2. CMOs can help reduce overall operational risk and time to market. The process of setting up and running a plant is complex and specialized. Slight delays can lead to high opportunity costs
in the form of lost sales. Common causes for delays include setbacks in a drug's Phase 3 trials (such as with Synergen's Antril),
poor capacity planning, a lack of effective manufacturing experience (as in the case of Immunex's Enbrel), and regulatory
For biologics companies without effective manufacturing experience, contracting with an established CMO can reduce these operational
risks and accelerate the time to production. This can be accomplished by leveraging the CMO's experience and skills in setting
up plants and navigating through the regulatory system. This also could translate into significant revenue enhancement, by
reducing time to market and the risk of not meeting market demand.
3. CMOs can help biologics companies focus on the higher value parts of the value chain. For large biotech companies, which already have sophisticated manufacturing and regulatory capabilities, a CMO can provide
a different value proposition compared with that offered to a small biotech. The large companies may have little reason to
devote resources to manufacturing processes that are likely to become commoditized and may not represent a differentiating
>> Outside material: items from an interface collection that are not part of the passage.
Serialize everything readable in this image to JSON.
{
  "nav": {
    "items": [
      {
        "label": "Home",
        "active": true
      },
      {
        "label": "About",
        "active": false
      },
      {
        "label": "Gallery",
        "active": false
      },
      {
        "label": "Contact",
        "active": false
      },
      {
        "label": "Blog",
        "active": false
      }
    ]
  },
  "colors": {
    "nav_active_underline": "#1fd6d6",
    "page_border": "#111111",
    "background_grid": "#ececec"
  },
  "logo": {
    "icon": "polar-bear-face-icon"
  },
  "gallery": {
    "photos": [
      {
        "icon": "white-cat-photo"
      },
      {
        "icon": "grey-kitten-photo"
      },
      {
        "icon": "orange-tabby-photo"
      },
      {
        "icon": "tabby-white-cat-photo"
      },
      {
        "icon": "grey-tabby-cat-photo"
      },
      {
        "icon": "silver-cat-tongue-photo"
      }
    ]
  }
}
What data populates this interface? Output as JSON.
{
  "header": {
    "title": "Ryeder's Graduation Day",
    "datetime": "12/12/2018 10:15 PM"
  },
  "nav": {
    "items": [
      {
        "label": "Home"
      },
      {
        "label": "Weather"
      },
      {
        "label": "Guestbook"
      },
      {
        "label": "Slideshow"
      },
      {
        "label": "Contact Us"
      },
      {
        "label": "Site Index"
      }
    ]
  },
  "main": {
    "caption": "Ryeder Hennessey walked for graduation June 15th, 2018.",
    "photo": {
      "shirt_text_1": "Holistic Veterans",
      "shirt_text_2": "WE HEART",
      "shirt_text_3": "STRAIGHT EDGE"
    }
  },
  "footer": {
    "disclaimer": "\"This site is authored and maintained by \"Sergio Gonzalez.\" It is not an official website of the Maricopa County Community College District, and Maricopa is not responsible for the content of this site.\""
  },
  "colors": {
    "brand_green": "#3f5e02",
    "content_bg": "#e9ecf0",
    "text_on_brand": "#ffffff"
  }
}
capability. Partnering with a CMO can provide these companies with the flexibility to focus their internal efforts and investment
on the pieces of the biotech value chain with the potential to generate greater value.
THE CMO ADVANTAGE
We believe that although biopharmaceutical companies have led advancements in biologics manufacturing to date, CMOs are well
positioned to help solve many of today's difficult production problems.
First, CMOs are likely to increase the rate of manufacturing innovation. Unlike traditional biotech companies, CMOs have many
resources dedicated to analyzing manufacturing issues and identifying improvement opportunities. In traditional R&D-focused
biotech companies, discovery and development efforts typically overshadow manufacturing improvement initiatives. However,
with a CMO, the focus is entirely on manufacturing. With significant incentive to maintain or improve their margins, CMOs
continually seek ways to improve setup times, lower costs, and improve yields. Lonza estimates that technology improvements
in the next decade will substantially improve yields from 1–2 to 5–10 g/L.4
Second, as discussed in more detail later, contract manufacturers do not have the same margin requirements as biopharma companies.
R&D-focused biotech companies typically have operated in an environment of high R&D investment, followed by high-margin commercialization
activities. Manufacturing biologics on a contract basis generally does not yield the same type of returns, making it difficult
for biopharma companies to justify engaging in contract manufacturing. However, a CMO can operate with such margin expectations
and be economically viable. The financial model discussed in the next section of this paper helps to further demonstrate this
Third, we believe that CMOs can provide an attractive alternative to the difficult capital investment problem biotech companies
typically face when they need to build manufacturing capabilities for products nearing commercialization. The significant
costs required to build a plant, coupled with uncertainty about the product's effectiveness and lack of manufacturing skills
and experience, can make the decision to invest in a plant less attractive.
A biopharmaceutical company's use of a CMO can be compared with leasing versus building office space. For example, if XYZ,
Inc. wanted to expand its offices, it would look to lease office space rather than build its own building. Leasing would be
the logical choice because building office buildings is not XYZ's core competency and does not provide it with a competitive
edge. Furthermore, leasing would provide additional flexibility as market environments change.